(Records excerpted from a collection)
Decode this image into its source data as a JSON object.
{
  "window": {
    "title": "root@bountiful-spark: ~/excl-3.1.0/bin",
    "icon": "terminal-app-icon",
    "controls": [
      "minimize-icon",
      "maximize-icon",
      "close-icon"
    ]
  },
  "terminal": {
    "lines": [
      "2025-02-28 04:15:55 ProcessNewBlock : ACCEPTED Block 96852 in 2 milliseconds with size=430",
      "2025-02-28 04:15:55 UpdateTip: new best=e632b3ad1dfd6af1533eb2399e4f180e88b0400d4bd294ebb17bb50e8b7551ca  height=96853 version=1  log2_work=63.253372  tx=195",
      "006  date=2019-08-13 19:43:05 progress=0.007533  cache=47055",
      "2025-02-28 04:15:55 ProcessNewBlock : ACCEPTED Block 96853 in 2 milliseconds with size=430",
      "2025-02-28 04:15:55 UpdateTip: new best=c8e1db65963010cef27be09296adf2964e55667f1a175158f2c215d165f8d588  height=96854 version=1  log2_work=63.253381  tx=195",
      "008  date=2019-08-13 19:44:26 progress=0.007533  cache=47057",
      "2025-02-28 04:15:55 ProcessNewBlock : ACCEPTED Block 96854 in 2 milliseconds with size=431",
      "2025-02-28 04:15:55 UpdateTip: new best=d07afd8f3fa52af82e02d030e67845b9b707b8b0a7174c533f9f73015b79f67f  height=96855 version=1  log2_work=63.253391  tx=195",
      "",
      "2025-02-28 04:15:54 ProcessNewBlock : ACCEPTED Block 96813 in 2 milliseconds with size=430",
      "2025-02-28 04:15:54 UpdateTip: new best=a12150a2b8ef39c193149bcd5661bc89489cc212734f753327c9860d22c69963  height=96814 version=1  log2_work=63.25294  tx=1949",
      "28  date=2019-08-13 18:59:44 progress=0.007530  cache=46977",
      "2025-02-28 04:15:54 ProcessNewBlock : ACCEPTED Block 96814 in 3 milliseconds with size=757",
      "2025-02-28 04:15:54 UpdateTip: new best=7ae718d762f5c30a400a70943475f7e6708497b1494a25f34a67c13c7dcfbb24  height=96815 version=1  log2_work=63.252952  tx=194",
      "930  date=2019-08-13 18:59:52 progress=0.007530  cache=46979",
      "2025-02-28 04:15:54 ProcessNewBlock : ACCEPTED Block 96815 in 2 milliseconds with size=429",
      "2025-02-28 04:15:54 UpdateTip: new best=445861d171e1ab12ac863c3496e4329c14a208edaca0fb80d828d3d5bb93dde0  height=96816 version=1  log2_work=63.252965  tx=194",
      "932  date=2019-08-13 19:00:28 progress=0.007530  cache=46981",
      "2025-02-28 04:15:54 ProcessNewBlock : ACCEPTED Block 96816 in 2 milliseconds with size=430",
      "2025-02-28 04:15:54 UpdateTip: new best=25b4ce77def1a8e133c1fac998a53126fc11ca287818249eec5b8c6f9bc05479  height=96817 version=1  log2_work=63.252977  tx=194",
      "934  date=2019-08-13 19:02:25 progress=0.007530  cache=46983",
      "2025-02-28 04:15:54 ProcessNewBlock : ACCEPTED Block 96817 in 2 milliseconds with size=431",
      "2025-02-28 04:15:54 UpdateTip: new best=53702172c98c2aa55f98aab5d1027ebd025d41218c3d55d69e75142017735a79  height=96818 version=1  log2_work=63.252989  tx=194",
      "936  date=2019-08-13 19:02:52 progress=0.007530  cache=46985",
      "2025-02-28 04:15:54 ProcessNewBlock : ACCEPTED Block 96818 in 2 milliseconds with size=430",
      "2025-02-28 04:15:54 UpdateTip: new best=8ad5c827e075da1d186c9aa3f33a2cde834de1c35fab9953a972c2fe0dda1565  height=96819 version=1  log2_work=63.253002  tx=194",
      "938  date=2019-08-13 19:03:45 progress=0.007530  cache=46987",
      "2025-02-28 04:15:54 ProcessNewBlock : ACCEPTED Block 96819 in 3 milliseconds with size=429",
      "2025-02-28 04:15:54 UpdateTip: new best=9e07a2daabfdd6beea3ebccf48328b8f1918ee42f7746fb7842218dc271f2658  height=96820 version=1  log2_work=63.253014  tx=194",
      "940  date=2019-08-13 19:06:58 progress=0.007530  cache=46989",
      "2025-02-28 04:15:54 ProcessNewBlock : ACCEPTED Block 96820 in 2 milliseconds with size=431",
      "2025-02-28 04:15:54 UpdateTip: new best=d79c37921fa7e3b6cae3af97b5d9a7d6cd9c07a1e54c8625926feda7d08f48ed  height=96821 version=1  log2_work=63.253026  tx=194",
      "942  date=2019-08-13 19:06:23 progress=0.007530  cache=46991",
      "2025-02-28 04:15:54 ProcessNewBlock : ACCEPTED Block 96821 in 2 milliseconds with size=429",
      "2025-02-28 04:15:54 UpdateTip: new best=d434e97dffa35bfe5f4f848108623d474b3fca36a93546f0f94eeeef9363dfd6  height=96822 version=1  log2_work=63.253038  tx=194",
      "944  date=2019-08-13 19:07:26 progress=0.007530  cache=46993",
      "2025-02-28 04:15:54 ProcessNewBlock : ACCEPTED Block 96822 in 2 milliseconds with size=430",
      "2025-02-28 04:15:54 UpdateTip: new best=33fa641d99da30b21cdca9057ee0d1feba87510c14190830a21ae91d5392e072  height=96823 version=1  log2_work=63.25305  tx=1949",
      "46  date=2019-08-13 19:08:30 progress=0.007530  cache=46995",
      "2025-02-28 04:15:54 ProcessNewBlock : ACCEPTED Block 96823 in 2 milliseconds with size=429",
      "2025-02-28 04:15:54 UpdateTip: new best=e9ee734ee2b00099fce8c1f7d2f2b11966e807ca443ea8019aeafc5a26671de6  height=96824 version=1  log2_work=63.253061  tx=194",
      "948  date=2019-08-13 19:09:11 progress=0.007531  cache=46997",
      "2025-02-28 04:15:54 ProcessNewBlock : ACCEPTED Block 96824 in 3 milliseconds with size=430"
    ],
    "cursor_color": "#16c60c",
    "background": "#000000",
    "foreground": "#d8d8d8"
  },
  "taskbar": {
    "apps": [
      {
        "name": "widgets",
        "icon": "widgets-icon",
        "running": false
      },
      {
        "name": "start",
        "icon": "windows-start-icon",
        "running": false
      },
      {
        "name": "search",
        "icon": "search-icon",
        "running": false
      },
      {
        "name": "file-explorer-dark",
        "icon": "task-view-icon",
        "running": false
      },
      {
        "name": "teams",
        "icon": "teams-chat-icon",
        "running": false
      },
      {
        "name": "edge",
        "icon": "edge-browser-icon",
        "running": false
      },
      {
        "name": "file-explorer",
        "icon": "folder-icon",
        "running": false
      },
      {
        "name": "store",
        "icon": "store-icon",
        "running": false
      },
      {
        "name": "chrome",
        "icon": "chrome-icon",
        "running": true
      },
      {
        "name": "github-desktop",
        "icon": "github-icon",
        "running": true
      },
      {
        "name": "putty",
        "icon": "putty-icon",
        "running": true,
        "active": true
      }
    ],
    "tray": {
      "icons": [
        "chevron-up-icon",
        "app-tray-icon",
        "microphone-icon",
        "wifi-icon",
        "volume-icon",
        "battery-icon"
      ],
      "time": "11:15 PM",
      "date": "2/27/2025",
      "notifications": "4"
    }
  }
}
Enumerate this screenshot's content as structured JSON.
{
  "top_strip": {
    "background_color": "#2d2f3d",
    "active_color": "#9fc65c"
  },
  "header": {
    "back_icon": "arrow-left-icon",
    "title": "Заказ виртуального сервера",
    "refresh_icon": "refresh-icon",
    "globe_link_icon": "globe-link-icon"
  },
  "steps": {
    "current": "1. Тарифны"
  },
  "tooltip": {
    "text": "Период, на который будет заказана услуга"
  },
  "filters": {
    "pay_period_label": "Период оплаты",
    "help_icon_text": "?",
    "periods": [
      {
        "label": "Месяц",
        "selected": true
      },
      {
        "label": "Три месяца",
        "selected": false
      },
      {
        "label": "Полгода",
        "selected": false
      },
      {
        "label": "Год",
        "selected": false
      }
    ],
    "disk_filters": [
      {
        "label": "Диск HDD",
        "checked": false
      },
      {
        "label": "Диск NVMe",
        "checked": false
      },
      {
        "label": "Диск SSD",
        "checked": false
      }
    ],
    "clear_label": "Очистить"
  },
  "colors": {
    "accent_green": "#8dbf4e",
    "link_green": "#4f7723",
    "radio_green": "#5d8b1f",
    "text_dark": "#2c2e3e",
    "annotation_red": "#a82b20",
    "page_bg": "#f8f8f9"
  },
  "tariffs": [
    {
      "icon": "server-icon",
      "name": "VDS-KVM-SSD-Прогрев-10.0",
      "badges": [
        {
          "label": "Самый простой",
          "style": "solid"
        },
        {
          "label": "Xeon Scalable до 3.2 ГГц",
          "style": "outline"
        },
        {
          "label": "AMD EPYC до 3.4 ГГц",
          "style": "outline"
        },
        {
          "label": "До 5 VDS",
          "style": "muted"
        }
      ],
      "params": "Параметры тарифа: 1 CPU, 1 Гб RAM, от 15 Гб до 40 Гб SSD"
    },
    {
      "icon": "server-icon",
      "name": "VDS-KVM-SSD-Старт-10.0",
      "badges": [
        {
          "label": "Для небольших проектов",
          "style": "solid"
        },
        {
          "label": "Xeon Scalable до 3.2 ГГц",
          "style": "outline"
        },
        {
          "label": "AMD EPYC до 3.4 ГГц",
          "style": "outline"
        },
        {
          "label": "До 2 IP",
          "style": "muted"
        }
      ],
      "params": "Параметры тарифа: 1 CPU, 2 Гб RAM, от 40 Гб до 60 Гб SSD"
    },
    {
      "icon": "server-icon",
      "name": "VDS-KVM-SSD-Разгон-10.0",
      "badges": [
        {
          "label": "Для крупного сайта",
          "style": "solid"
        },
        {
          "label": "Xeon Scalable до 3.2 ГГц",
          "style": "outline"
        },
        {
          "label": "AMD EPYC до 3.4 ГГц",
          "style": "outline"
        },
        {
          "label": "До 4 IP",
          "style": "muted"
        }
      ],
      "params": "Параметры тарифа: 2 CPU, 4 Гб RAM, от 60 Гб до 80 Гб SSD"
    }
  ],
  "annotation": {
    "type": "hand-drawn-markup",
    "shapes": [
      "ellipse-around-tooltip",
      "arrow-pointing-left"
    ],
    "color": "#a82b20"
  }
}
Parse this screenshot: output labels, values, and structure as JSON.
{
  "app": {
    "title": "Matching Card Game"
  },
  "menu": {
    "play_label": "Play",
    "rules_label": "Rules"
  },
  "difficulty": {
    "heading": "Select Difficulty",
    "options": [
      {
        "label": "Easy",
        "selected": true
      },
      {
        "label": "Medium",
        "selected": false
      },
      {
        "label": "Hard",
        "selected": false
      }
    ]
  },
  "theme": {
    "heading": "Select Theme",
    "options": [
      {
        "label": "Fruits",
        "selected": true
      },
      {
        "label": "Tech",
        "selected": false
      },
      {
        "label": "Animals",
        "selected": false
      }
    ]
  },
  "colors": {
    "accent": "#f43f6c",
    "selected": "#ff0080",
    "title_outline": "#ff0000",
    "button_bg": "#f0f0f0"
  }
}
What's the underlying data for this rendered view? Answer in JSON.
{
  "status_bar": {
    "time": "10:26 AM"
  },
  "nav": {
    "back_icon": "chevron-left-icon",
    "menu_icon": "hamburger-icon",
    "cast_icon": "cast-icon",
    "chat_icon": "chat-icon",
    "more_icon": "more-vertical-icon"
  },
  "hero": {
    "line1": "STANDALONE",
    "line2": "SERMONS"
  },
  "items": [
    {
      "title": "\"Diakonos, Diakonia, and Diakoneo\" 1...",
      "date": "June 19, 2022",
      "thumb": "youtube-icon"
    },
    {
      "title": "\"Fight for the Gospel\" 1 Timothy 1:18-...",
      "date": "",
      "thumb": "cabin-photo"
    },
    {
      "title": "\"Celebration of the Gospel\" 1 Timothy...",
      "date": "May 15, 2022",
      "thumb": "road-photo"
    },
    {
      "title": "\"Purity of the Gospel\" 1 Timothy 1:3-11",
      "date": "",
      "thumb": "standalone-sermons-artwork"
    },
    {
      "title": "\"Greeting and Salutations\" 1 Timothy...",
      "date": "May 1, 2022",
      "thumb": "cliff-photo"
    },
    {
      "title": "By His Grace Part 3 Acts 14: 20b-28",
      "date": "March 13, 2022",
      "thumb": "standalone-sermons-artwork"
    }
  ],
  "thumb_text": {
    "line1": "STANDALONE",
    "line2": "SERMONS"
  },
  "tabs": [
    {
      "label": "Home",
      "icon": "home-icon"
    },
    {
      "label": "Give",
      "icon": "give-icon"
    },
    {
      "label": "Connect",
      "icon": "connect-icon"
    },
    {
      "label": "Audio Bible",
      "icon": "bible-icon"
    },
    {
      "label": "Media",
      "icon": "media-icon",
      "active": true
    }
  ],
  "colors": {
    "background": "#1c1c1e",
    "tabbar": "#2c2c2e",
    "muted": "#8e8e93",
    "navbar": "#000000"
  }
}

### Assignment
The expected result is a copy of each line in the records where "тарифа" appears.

### Task answer
      "params": "Параметры тарифа: 1 CPU, 1 Гб RAM, от 15 Гб до 40 Гб SSD"
      "params": "Параметры тарифа: 1 CPU, 2 Гб RAM, от 40 Гб до 60 Гб SSD"
      "params": "Параметры тарифа: 2 CPU, 4 Гб RAM, от 60 Гб до 80 Гб SSD"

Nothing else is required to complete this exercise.